+++ DATASET RECORDS

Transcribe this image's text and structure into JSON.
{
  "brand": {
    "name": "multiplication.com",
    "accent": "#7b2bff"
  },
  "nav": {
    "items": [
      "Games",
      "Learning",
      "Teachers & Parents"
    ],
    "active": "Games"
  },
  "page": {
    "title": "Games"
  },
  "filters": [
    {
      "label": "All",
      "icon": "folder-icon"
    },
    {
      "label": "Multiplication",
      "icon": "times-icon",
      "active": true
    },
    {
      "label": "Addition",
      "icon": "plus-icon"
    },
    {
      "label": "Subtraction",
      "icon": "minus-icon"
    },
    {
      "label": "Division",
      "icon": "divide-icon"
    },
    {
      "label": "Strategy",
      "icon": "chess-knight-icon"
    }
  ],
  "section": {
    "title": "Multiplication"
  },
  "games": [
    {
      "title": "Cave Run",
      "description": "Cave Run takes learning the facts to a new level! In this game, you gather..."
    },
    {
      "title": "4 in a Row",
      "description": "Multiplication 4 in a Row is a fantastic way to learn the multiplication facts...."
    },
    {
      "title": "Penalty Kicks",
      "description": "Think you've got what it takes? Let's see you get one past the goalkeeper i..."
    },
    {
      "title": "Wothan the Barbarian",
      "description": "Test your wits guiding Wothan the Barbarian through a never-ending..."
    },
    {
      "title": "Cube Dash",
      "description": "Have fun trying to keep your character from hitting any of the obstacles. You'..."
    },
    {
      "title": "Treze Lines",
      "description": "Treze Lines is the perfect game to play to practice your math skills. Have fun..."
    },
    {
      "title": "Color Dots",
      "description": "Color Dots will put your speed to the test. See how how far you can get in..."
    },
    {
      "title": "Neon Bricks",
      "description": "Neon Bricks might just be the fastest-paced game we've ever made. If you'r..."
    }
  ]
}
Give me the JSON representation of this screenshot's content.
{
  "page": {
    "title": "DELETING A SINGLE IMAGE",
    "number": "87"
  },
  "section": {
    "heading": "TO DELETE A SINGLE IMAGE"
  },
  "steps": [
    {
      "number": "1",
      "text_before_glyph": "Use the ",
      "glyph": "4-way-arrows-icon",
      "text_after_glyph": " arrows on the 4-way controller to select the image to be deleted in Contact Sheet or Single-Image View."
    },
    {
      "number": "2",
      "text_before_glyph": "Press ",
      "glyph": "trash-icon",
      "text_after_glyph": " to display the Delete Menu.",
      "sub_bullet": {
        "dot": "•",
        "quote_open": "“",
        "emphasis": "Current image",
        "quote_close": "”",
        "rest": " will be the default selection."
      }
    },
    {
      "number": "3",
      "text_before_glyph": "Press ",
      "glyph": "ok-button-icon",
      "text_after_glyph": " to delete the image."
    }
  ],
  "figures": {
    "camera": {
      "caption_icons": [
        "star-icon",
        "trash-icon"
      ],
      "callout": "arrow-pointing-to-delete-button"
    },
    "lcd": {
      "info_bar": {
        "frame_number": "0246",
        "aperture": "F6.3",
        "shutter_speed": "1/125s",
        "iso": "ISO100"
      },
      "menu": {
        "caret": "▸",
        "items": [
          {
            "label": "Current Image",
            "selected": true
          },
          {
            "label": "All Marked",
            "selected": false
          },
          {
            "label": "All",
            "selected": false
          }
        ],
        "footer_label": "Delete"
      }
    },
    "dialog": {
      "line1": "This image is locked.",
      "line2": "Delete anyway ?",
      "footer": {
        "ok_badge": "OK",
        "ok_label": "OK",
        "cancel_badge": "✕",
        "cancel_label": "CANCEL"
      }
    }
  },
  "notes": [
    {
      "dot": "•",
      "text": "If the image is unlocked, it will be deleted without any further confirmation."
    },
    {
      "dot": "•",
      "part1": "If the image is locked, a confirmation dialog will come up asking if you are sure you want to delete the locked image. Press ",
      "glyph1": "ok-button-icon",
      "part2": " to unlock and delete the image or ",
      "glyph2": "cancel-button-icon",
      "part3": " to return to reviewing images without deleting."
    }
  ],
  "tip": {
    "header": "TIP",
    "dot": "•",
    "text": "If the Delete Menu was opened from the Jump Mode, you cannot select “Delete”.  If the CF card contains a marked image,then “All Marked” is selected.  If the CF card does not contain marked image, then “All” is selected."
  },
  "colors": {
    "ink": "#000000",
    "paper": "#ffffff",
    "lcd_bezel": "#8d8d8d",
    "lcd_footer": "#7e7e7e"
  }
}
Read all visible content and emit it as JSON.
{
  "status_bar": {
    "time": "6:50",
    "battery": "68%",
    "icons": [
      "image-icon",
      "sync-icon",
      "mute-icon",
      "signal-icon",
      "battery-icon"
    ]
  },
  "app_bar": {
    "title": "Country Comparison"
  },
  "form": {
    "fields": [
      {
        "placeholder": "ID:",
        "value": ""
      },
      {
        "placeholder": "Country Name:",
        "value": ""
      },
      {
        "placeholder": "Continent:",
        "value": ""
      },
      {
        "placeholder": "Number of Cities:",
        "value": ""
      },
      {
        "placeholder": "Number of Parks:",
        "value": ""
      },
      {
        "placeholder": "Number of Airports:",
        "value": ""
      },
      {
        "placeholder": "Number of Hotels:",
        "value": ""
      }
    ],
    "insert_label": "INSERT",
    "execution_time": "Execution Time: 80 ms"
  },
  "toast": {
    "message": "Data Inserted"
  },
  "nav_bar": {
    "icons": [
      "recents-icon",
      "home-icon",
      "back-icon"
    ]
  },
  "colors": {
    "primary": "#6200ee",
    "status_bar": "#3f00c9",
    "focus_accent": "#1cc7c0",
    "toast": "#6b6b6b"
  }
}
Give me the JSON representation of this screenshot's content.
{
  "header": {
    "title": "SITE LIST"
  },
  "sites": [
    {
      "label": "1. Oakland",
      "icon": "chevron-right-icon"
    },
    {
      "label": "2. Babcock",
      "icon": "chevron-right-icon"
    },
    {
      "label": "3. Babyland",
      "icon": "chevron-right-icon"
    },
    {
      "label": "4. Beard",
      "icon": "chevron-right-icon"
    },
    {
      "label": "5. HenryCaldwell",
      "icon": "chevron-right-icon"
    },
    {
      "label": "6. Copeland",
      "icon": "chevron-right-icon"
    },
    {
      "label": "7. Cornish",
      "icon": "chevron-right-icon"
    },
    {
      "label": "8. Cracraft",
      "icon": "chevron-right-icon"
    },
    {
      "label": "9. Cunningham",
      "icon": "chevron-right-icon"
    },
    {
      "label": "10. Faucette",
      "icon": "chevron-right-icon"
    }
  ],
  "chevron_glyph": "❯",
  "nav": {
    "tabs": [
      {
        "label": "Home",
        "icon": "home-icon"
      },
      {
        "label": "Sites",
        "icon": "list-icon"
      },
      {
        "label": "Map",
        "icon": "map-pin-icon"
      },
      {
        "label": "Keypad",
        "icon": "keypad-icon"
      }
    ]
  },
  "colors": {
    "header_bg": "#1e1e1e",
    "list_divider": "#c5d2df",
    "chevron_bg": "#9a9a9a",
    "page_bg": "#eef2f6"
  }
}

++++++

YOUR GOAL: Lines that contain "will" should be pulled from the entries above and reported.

EXERCISE RESPONSE:
      "description": "Color Dots will put your speed to the test. See how how far you can get in..."
        "rest": " will be the default selection."
      "text": "If the image is unlocked, it will be deleted without any further confirmation."
      "part1": "If the image is locked, a confirmation dialog will come up asking if you are sure you want to delete the locked image. Press ",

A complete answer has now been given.